(Source data)
[Start of section]
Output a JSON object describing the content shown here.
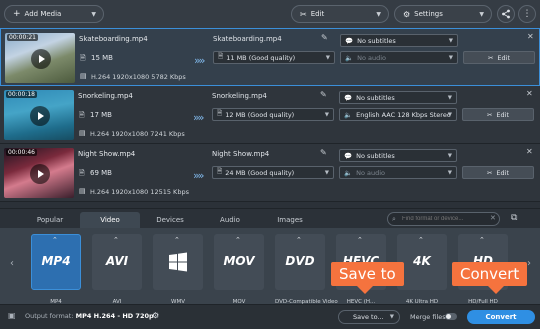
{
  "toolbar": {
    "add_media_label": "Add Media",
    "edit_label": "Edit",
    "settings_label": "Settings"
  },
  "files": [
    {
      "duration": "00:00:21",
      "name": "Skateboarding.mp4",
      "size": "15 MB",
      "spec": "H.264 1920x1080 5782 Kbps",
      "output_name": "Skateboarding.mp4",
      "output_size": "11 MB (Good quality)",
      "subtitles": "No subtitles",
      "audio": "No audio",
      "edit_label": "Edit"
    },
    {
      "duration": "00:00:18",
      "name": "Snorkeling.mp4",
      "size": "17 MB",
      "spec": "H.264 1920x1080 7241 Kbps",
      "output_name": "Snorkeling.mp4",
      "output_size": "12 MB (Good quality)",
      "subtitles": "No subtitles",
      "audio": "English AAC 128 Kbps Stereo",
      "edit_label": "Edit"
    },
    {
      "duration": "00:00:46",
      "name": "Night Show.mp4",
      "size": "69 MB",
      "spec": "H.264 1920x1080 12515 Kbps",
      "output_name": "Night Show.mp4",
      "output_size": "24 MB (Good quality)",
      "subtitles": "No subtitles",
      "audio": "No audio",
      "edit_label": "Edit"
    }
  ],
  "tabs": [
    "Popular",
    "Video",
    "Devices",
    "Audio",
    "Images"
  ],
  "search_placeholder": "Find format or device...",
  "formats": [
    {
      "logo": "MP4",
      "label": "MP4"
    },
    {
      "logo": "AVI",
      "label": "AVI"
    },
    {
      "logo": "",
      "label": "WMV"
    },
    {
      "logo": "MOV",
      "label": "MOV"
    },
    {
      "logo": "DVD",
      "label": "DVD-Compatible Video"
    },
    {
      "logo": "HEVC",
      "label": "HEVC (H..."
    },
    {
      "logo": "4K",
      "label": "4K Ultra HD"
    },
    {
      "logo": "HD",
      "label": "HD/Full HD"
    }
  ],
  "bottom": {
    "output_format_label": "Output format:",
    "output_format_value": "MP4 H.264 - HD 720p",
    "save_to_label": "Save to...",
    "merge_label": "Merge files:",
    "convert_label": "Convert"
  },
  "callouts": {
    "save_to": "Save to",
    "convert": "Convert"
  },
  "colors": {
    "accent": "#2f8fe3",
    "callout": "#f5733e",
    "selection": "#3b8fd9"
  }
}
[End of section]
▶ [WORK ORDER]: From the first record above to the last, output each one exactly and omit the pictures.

▶ [EXERCISE RESPONSE]:
Output a JSON object describing the content shown here.
{
  "toolbar": {
    "add_media_label": "Add Media",
    "edit_label": "Edit",
    "settings_label": "Settings"
  },
  "files": [
    {
      "duration": "00:00:21",
      "name": "Skateboarding.mp4",
      "size": "15 MB",
      "spec": "H.264 1920x1080 5782 Kbps",
      "output_name": "Skateboarding.mp4",
      "output_size": "11 MB (Good quality)",
      "subtitles": "No subtitles",
      "audio": "No audio",
      "edit_label": "Edit"
    },
    {
      "duration": "00:00:18",
      "name": "Snorkeling.mp4",
      "size": "17 MB",
      "spec": "H.264 1920x1080 7241 Kbps",
      "output_name": "Snorkeling.mp4",
      "output_size": "12 MB (Good quality)",
      "subtitles": "No subtitles",
      "audio": "English AAC 128 Kbps Stereo",
      "edit_label": "Edit"
    },
    {
      "duration": "00:00:46",
      "name": "Night Show.mp4",
      "size": "69 MB",
      "spec": "H.264 1920x1080 12515 Kbps",
      "output_name": "Night Show.mp4",
      "output_size": "24 MB (Good quality)",
      "subtitles": "No subtitles",
      "audio": "No audio",
      "edit_label": "Edit"
    }
  ],
  "tabs": [
    "Popular",
    "Video",
    "Devices",
    "Audio",
    "Images"
  ],
  "search_placeholder": "Find format or device...",
  "formats": [
    {
      "logo": "MP4",
      "label": "MP4"
    },
    {
      "logo": "AVI",
      "label": "AVI"
    },
    {
      "logo": "",
      "label": "WMV"
    },
    {
      "logo": "MOV",
      "label": "MOV"
    },
    {
      "logo": "DVD",
      "label": "DVD-Compatible Video"
    },
    {
      "logo": "HEVC",
      "label": "HEVC (H..."
    },
    {
      "logo": "4K",
      "label": "4K Ultra HD"
    },
    {
      "logo": "HD",
      "label": "HD/Full HD"
    }
  ],
  "bottom": {
    "output_format_label": "Output format:",
    "output_format_value": "MP4 H.264 - HD 720p",
    "save_to_label": "Save to...",
    "merge_label": "Merge files:",
    "convert_label": "Convert"
  },
  "callouts": {
    "save_to": "Save to",
    "convert": "Convert"
  },
  "colors": {
    "accent": "#2f8fe3",
    "callout": "#f5733e",
    "selection": "#3b8fd9"
  }
}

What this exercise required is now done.